Component data from apps and pages:
_ _ _ _ _ _ _

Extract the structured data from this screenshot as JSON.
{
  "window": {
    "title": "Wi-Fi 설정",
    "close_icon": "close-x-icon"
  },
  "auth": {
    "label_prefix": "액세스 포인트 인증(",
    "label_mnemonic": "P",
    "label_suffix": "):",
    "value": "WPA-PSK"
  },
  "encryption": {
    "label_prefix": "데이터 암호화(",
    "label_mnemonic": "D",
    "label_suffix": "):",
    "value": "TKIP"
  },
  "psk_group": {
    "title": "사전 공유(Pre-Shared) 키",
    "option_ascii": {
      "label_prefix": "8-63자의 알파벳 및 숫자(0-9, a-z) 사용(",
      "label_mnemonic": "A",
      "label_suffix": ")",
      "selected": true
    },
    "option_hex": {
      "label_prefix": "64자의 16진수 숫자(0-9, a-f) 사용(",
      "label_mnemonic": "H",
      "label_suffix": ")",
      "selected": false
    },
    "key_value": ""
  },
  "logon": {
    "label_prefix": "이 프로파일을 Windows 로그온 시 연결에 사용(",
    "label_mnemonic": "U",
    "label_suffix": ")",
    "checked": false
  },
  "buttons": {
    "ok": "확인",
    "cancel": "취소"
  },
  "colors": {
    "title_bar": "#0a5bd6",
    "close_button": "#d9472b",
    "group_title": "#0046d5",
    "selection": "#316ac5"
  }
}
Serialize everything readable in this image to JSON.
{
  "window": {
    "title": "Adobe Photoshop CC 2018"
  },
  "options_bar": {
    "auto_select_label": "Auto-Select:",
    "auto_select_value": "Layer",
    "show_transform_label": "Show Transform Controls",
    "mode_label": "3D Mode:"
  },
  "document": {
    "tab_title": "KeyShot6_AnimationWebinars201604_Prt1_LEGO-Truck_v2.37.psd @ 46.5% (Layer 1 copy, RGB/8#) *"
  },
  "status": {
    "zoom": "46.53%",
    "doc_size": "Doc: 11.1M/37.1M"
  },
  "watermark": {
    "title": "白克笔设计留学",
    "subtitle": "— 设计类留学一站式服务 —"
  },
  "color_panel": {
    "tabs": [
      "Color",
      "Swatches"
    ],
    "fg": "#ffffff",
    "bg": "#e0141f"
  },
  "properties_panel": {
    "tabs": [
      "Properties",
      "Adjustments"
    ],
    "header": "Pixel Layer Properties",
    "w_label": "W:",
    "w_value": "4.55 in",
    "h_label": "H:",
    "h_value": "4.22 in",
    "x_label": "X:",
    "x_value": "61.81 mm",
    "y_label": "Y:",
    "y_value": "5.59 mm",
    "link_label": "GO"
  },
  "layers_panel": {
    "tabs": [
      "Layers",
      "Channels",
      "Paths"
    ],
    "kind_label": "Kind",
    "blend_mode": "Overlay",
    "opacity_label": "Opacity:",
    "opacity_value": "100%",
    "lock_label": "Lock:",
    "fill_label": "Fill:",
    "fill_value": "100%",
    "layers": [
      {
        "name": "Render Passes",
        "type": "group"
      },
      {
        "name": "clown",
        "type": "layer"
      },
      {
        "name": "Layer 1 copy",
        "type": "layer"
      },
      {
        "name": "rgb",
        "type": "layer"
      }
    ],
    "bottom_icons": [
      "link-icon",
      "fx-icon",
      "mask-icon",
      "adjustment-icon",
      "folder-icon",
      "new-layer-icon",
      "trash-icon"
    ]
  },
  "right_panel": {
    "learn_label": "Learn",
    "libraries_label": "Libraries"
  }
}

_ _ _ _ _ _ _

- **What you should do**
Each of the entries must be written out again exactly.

- **Output for this exercise**
Extract the structured data from this screenshot as JSON.
{
  "window": {
    "title": "Wi-Fi 설정",
    "close_icon": "close-x-icon"
  },
  "auth": {
    "label_prefix": "액세스 포인트 인증(",
    "label_mnemonic": "P",
    "label_suffix": "):",
    "value": "WPA-PSK"
  },
  "encryption": {
    "label_prefix": "데이터 암호화(",
    "label_mnemonic": "D",
    "label_suffix": "):",
    "value": "TKIP"
  },
  "psk_group": {
    "title": "사전 공유(Pre-Shared) 키",
    "option_ascii": {
      "label_prefix": "8-63자의 알파벳 및 숫자(0-9, a-z) 사용(",
      "label_mnemonic": "A",
      "label_suffix": ")",
      "selected": true
    },
    "option_hex": {
      "label_prefix": "64자의 16진수 숫자(0-9, a-f) 사용(",
      "label_mnemonic": "H",
      "label_suffix": ")",
      "selected": false
    },
    "key_value": ""
  },
  "logon": {
    "label_prefix": "이 프로파일을 Windows 로그온 시 연결에 사용(",
    "label_mnemonic": "U",
    "label_suffix": ")",
    "checked": false
  },
  "buttons": {
    "ok": "확인",
    "cancel": "취소"
  },
  "colors": {
    "title_bar": "#0a5bd6",
    "close_button": "#d9472b",
    "group_title": "#0046d5",
    "selection": "#316ac5"
  }
}
Serialize everything readable in this image to JSON.
{
  "window": {
    "title": "Adobe Photoshop CC 2018"
  },
  "options_bar": {
    "auto_select_label": "Auto-Select:",
    "auto_select_value": "Layer",
    "show_transform_label": "Show Transform Controls",
    "mode_label": "3D Mode:"
  },
  "document": {
    "tab_title": "KeyShot6_AnimationWebinars201604_Prt1_LEGO-Truck_v2.37.psd @ 46.5% (Layer 1 copy, RGB/8#) *"
  },
  "status": {
    "zoom": "46.53%",
    "doc_size": "Doc: 11.1M/37.1M"
  },
  "watermark": {
    "title": "白克笔设计留学",
    "subtitle": "— 设计类留学一站式服务 —"
  },
  "color_panel": {
    "tabs": [
      "Color",
      "Swatches"
    ],
    "fg": "#ffffff",
    "bg": "#e0141f"
  },
  "properties_panel": {
    "tabs": [
      "Properties",
      "Adjustments"
    ],
    "header": "Pixel Layer Properties",
    "w_label": "W:",
    "w_value": "4.55 in",
    "h_label": "H:",
    "h_value": "4.22 in",
    "x_label": "X:",
    "x_value": "61.81 mm",
    "y_label": "Y:",
    "y_value": "5.59 mm",
    "link_label": "GO"
  },
  "layers_panel": {
    "tabs": [
      "Layers",
      "Channels",
      "Paths"
    ],
    "kind_label": "Kind",
    "blend_mode": "Overlay",
    "opacity_label": "Opacity:",
    "opacity_value": "100%",
    "lock_label": "Lock:",
    "fill_label": "Fill:",
    "fill_value": "100%",
    "layers": [
      {
        "name": "Render Passes",
        "type": "group"
      },
      {
        "name": "clown",
        "type": "layer"
      },
      {
        "name": "Layer 1 copy",
        "type": "layer"
      },
      {
        "name": "rgb",
        "type": "layer"
      }
    ],
    "bottom_icons": [
      "link-icon",
      "fx-icon",
      "mask-icon",
      "adjustment-icon",
      "folder-icon",
      "new-layer-icon",
      "trash-icon"
    ]
  },
  "right_panel": {
    "learn_label": "Learn",
    "libraries_label": "Libraries"
  }
}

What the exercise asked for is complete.